YEAR 2021 N.º 1
Alejandro Hernández López / Irene Merino Calle
International Private Law; Criminal Procedure Law; European Union Law; conflict of jurisdiction; lis pendens; judicial cooperation.

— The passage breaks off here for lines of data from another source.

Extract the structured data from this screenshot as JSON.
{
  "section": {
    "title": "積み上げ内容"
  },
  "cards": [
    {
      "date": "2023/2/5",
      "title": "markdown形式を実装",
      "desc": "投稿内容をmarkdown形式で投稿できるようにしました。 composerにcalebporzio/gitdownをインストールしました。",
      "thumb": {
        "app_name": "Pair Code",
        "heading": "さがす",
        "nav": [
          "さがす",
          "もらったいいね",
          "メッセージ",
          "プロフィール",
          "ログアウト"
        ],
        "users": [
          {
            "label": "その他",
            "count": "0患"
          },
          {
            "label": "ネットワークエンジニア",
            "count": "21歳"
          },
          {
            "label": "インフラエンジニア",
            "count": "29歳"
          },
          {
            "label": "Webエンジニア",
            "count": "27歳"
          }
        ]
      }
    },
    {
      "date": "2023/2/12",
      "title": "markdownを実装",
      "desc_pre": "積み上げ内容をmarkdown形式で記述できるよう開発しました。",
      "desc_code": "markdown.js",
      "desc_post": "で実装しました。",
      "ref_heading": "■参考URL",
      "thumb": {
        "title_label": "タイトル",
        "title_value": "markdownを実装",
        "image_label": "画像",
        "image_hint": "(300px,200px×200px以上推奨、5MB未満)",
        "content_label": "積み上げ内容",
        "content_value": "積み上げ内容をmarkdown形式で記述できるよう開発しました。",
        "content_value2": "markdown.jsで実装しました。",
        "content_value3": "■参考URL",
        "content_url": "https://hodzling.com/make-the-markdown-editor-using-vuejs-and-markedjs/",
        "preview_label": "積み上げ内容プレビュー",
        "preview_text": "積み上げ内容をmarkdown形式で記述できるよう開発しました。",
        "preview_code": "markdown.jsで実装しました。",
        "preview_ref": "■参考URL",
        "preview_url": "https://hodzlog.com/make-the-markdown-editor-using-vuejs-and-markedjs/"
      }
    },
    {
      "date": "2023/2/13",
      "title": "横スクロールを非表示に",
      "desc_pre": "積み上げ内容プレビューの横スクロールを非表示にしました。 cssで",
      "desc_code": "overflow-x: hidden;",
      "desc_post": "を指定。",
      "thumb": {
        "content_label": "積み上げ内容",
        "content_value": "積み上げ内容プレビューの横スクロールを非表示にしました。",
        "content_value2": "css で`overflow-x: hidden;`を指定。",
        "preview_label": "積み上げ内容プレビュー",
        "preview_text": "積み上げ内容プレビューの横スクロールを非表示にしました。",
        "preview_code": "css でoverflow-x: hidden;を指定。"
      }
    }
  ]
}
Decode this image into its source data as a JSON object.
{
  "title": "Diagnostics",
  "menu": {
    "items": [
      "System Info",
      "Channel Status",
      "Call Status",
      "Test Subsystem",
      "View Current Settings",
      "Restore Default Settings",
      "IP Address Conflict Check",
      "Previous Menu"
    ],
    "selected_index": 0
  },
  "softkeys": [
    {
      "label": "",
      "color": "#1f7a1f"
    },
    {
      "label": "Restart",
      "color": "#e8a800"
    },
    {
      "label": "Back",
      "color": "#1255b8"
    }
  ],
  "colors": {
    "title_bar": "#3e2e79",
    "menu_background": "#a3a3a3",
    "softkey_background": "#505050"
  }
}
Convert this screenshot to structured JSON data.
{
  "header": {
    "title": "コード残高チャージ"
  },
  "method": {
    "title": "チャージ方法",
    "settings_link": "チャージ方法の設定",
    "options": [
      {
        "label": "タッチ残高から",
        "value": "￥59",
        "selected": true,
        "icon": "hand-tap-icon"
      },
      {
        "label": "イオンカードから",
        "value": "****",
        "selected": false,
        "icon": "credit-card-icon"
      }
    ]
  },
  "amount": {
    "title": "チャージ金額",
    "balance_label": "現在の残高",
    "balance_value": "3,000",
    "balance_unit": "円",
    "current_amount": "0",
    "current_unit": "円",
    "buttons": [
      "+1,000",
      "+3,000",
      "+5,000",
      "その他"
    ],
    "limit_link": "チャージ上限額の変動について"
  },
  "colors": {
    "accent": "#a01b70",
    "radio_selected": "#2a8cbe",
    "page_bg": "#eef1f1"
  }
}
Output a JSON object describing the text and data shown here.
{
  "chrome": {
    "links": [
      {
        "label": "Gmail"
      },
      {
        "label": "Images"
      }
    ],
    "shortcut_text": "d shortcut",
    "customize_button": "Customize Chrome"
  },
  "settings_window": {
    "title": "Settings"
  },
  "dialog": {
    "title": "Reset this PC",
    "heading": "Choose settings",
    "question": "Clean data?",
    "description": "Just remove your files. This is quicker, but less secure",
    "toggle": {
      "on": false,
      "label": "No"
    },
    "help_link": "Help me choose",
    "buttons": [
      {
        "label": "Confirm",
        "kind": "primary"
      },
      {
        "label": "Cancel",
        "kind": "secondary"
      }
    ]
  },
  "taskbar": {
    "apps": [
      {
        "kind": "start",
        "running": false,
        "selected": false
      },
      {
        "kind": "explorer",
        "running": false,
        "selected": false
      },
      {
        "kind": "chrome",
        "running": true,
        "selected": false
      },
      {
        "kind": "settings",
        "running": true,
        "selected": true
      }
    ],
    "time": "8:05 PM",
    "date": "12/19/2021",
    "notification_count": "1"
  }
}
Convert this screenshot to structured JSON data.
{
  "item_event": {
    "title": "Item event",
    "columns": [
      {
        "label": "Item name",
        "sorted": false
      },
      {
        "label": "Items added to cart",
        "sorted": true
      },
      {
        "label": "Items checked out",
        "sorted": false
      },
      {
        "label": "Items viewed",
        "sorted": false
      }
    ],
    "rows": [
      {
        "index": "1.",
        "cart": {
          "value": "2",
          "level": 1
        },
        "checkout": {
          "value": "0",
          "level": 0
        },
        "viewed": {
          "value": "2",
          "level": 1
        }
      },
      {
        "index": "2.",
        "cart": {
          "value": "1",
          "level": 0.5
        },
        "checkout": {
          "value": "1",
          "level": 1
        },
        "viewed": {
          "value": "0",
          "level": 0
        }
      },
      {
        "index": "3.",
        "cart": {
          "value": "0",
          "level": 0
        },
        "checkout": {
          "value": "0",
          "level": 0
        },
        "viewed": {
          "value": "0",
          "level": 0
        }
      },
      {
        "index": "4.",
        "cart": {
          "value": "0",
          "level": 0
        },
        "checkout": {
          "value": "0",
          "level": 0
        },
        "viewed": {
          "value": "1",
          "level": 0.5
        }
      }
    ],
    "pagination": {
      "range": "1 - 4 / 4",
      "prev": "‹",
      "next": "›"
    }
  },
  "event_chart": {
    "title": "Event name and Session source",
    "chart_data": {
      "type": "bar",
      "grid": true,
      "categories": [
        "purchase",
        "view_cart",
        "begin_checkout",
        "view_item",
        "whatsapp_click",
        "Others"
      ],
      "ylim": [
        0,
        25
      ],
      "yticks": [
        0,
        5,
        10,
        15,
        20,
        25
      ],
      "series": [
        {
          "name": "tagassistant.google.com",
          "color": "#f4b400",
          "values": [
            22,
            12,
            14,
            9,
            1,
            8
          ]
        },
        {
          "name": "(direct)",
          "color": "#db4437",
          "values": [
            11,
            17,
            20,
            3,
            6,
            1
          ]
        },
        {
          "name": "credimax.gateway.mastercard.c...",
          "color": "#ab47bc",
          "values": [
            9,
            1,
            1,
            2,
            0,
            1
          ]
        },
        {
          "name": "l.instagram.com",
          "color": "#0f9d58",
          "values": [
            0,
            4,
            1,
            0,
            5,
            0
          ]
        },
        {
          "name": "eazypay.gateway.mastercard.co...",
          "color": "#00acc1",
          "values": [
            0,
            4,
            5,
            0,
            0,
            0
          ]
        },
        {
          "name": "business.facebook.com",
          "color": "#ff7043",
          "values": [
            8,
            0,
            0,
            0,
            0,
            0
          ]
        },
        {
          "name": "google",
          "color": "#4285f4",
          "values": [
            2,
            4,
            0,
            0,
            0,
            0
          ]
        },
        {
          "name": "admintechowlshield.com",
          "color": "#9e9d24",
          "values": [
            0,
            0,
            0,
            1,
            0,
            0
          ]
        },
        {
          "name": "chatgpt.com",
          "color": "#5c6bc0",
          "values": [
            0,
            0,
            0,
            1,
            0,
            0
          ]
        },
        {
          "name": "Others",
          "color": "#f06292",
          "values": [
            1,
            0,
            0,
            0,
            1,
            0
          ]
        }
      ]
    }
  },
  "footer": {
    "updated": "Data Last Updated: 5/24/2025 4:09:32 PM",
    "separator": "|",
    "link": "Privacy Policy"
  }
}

The establishment of grounds of jurisdiction in International Private Law to confer jurisdiction in international private situations to the courts of one State or another is based on the closeness of the legal position to the State whose courts shall decide the dispute. By contrast, in criminal law, the allocation of jurisdiction, which remains an exclusive competence of the States, is still a time-consuming procedure full of burdens. In this sense, determining which court shall investigate and prosecute a cross-border case highly depends on the rules laid down on up-to 27 national criminal laws. This article aims to highlight the vast differences that between the private and criminal law regimes on conflicts of jurisdiction, to determine whether a convergence point can be observed, in the sense that whether the grounds and competence system used in International Private Law could inspire de lege ferenda proposals on the allocation of jurisdiction and settlement of conflicts in cross-border criminal cases within the European Union.